= Your instructions =
Scan the lines below for the string "user" and report how many lines contain it, giving only the number.
Start of Block
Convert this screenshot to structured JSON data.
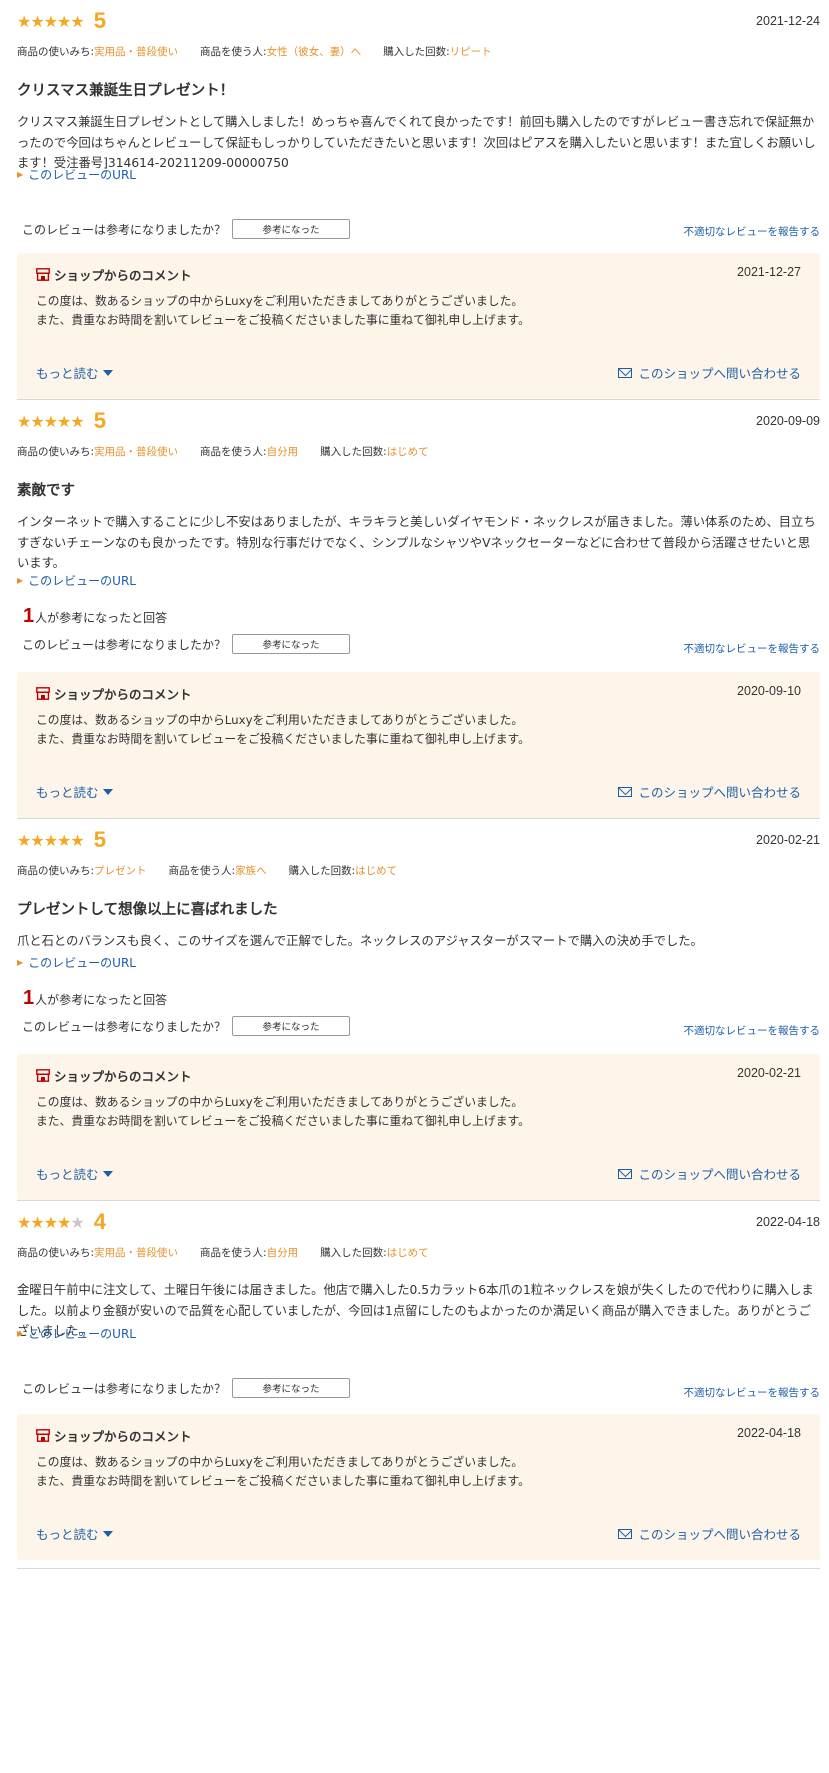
{
  "labels": {
    "usage": "商品の使いみち:",
    "user": "商品を使う人:",
    "count": "購入した回数:",
    "url": "このレビューのURL",
    "helped_suffix": "人が参考になったと回答",
    "question": "このレビューは参考になりましたか？",
    "helpful_button": "参考になった",
    "report": "不適切なレビューを報告する",
    "shop_comment": "ショップからのコメント",
    "more": "もっと読む",
    "contact": "このショップへ問い合わせる"
  },
  "colors": {
    "star": "#f5a623",
    "accent": "#e8912b",
    "link": "#1d5ea8",
    "shop_bg": "#fdf5e9",
    "helped_num": "#bf0000"
  },
  "shop_reply_lines": [
    "この度は、数あるショップの中からLuxyをご利用いただきましてありがとうございました。",
    "また、貴重なお時間を割いてレビューをご投稿くださいました事に重ねて御礼申し上げます。"
  ],
  "reviews": [
    {
      "stars": 5,
      "score": "5",
      "date": "2021-12-24",
      "usage": "実用品・普段使い",
      "user": "女性（彼女、妻）へ",
      "count": "リピート",
      "title": "クリスマス兼誕生日プレゼント！",
      "body": "クリスマス兼誕生日プレゼントとして購入しました！めっちゃ喜んでくれて良かったです！前回も購入したのですがレビュー書き忘れで保証無かったので今回はちゃんとレビューして保証もしっかりしていただきたいと思います！次回はピアスを購入したいと思います！また宜しくお願いします！受注番号]314614-20211209-00000750",
      "helped": "",
      "shop_date": "2021-12-27"
    },
    {
      "stars": 5,
      "score": "5",
      "date": "2020-09-09",
      "usage": "実用品・普段使い",
      "user": "自分用",
      "count": "はじめて",
      "title": "素敵です",
      "body": "インターネットで購入することに少し不安はありましたが、キラキラと美しいダイヤモンド・ネックレスが届きました。薄い体系のため、目立ちすぎないチェーンなのも良かったです。特別な行事だけでなく、シンプルなシャツやVネックセーターなどに合わせて普段から活躍させたいと思います。",
      "helped": "1",
      "shop_date": "2020-09-10"
    },
    {
      "stars": 5,
      "score": "5",
      "date": "2020-02-21",
      "usage": "プレゼント",
      "user": "家族へ",
      "count": "はじめて",
      "title": "プレゼントして想像以上に喜ばれました",
      "body": "爪と石とのバランスも良く、このサイズを選んで正解でした。ネックレスのアジャスターがスマートで購入の決め手でした。",
      "helped": "1",
      "shop_date": "2020-02-21"
    },
    {
      "stars": 4,
      "score": "4",
      "date": "2022-04-18",
      "usage": "実用品・普段使い",
      "user": "自分用",
      "count": "はじめて",
      "title": "",
      "body": "金曜日午前中に注文して、土曜日午後には届きました。他店で購入した0.5カラット6本爪の1粒ネックレスを娘が失くしたので代わりに購入しました。以前より金額が安いので品質を心配していましたが、今回は1点留にしたのもよかったのか満足いく商品が購入できました。ありがとうございました。",
      "helped": "",
      "shop_date": "2022-04-18"
    }
  ]
}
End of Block
= Written response =
5